In this new near-weekly series, we take a look at questions related to Neo4j appearing on Stack Overflow over the last several days and see if we can't glean some insight into the minds of those using the graph database. Maybe we will find some patterns or even see what are current popular topics of questions being posed.
Or maybe you, good reader, can even help answer some of these questions!
Hot off the presses last month, Neo4j 3.0 took center stage in the graph world, complete with exciting new features and improvements.
Such a major release can also, of course, pose some challenges. Take upgrading from a previous version and the related data migration, for example. Unsurprisingly, while Neo does have a published guide to migrating data between versions, such a major version change can potentially prove to be a bit tougher than one might expect. Here are some such questions:
A few other Neo4j 3.0-specific questions also include:
Read-only web access to a read-write database in Neo4j 3.0 (this is a popular one with a bounty on it!)
Neo4j's new binary protocol, Bolt, is such a huge part of the latest Neo4j release that it has its own section in this post. Expect to see plenty of questions about how to use this protocol, especially with Neo4j 3.0's inclusion of several officially-sanctioned driver implementations in some of your favorite languages.
While it might be a bit too early to tell just how well the protocol is faring, it is clear that people are seizing the opportunity to check it out and make use of it.
As is to be expected, questions surrounding Neo4j's querying language, Cypher, are a mainstay of the Stack Overflow questions asked when it comes to Neo4j. A couple popular topics this week seem to surround obtaining unique values, performance, and how to properly use the LOAD CSV command.
Questions surrounding unique values are often addressed by going a bit more in-depth into the Neo4j manual, especially the section on Cypher. As I have found when teaching Neo4j classes, questions about unique values/nodes/paths come up frequently, but the feeling for a student of a job well-done when that student is able to reason out the answer via instant feedback and a little research is tough to beat.

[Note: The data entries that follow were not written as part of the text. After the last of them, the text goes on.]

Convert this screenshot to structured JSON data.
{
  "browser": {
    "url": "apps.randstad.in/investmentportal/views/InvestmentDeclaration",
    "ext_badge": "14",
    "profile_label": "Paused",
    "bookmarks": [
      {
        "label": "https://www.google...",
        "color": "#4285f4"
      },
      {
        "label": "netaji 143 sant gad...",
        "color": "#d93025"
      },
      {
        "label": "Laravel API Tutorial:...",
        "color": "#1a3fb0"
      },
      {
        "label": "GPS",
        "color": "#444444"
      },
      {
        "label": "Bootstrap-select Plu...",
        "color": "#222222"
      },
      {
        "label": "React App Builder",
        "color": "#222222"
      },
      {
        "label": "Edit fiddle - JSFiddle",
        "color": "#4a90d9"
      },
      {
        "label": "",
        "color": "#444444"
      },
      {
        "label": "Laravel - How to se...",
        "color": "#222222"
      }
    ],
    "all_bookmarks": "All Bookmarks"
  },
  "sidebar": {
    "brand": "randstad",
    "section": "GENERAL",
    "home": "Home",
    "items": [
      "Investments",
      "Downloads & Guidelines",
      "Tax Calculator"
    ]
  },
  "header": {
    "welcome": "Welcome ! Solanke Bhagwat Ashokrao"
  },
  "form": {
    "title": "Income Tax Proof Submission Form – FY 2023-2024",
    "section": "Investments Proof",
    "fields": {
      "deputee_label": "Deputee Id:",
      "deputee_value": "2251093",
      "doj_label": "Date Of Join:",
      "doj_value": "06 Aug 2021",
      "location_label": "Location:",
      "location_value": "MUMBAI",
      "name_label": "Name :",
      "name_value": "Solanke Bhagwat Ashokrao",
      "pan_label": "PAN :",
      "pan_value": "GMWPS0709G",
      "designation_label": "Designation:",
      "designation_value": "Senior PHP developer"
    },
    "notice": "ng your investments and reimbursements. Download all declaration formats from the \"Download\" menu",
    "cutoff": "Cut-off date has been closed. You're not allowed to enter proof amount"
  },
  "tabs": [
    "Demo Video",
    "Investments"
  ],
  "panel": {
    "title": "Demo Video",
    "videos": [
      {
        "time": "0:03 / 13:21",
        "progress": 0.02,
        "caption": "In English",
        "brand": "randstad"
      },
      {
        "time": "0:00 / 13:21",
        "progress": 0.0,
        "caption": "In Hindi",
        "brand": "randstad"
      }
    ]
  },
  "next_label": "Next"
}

That's it for "This Week in Neo4j on Stack Overflow." While the title of the series may be in flux, I believe the insights in this article will be of value to many, especially those still getting their feet wet in the graph community.